WHAT TO WORK ON:
Read through the listing below and return only the lines containing "icon".

RECORDS FOR THIS EXERCISE:
·····

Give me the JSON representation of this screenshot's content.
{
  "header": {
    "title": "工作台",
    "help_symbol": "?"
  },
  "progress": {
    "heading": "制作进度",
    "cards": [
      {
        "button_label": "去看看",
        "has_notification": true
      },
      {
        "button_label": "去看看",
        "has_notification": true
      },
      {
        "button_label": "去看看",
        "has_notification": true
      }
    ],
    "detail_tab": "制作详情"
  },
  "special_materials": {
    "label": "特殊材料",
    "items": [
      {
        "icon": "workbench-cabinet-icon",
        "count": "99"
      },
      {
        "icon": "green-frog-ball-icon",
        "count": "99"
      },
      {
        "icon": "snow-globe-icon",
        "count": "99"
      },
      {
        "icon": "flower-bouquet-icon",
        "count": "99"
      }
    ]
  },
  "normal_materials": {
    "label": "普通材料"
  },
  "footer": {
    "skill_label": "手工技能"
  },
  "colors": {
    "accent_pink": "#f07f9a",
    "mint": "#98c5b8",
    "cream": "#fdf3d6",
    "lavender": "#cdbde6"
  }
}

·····

EXERCISE RESPONSE:
        "icon": "workbench-cabinet-icon",
        "icon": "green-frog-ball-icon",
        "icon": "snow-globe-icon",
        "icon": "flower-bouquet-icon",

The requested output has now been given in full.